‘Freeze Frame’ encourages collaborative reading, understanding and appreciation of a play. This activity fosters interactivity among peers and engagement with the text. Through the process, students learn to take ownership of their learning experience through multiple readings of the text, by framing insightful questions and probing deeper into plot development and character formation in their attempt to convincingly answer the questions asked while giving students an opportunity to improve their speaking skills.
Skill focus: Reading and Speaking
Level: Classes IX to XII
Class size: 25-30 students
Material Required: Reading textbook, small paper squares and pen
Learning Objectives: 1. Dramatic reading
2. Analysis of the characters and plot
Stage 1: (Time required: 25-30 minutes)
i) Introduction of the playwright and the context of the play, followed by a brief discussion on the basic plot of the play.
ii) Students read an excerpt from the play individually to gain a primary understanding of the text.
iii) A small paper square is given to each student where they write FREEZE in uppercase to make their Freeze Pass.
Stage 2: (Time required: 35-40 minutes)
i) A small group of student volunteers is selected and each students is assigned a character. Two students are assigned the roles of ‘Moderator’ and ‘Time-keeper’ (the teacher could also become the Moderator).
ii.) Discussion with the volunteers aimed at drawing in depth character sketches.
iii.) A trial reading to work upon dialogue delivery (intonation, voice modulation etc)
Stage 3: (Time required : 1 hour)
Description: The small group working with the play- text comes forward to do a dramatic reading of the play. While the reading is in progress, rest of the class listens/reads along. The student-audience now has an opportunity to halt the reading at any point and ask a few questions to any of the characters. Each student is given not more than one chance lasting a minute (hereafter referred to as the Freeze interval). The teacher must note that when a student chooses to freeze the reading, they must deposit their Freeze Pass to the Moderator. The following points must be taken into consideration:
i) Each student in the class has the freedom to ‘Freeze’ the reading of the play.
ii) One ‘Freeze pass’ will be given to each student and the same is deposited to the Moderator, once it is utilised.
iii) Not more than two questions per student will be entertained.
iv) The Freeze interval must not exceed one minute.
v) The Moderator must ensure rules are followed and time keeper must tap the desk twice to indicate time is up.

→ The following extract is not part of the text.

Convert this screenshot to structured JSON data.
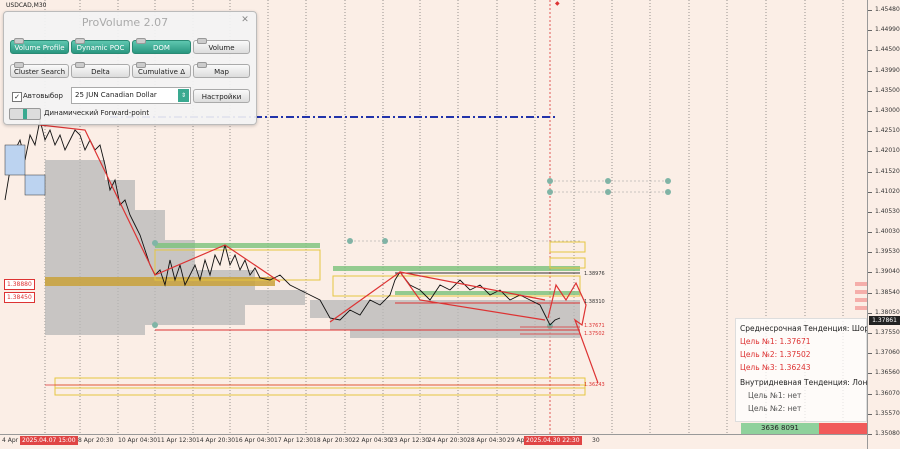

vi) Students are encouraged to use their chance sensibly to gain a deeper insight into the plot/structure and/or attitudes/motivations of a character(s).
vii) Once Frozen, the actors/readers will suspend the reading and respond to the questions asked.
viii) The student who has used his/her ‘Freeze Pass’ will go to the reading group in front of the class and tap a character gently.
ix) A character once tapped must then answer the questions asked by the student.
x) Once the Freeze interval is over (time keeper claps once to indicate time is up), student-actors resume the reading of the play.
Note: Stage 1 and 2 of the activity are preparatory stages. Freeze comes into play only in stage 3. Simply put, it is similar to the ‘Pause’ button. While watching an audio/visual, the viewer has the discretion to play, pause and then play the narrative as and when they desire. This activity, in principle, tries to apply the same to the in-class learning experience through ‘Freeze’.
The following example outlines how the activity proceeds.
Target group: Class X
Play: An excerpt from Julius Caesar by William Shakespeare (Act III , Scene I )
Dramatic reading of the play is under progress. When Brutus is about to stab Caesar, one student puts up their ‘freeze’ pass. Reading is immediately paused (student-volunteers can freeze/become a statue, to add more fun). The teacher/moderator allows the student a minute to pose and seek an answer to his/her question to the chosen character. Questions to Brutus could be – Why did you conspire to kill Caesar? Was he not a loyal friend to you? How do you think Caesar would react to your betrayal? In what way was Caesar a threat? and so on. Once the questions are answered to satisfaction, reading of the play is resumed.
Yogita Tomar is an English literature and language teacher at Sardar Patel Vidyalaya, Delhi, with twelve years of teaching experience.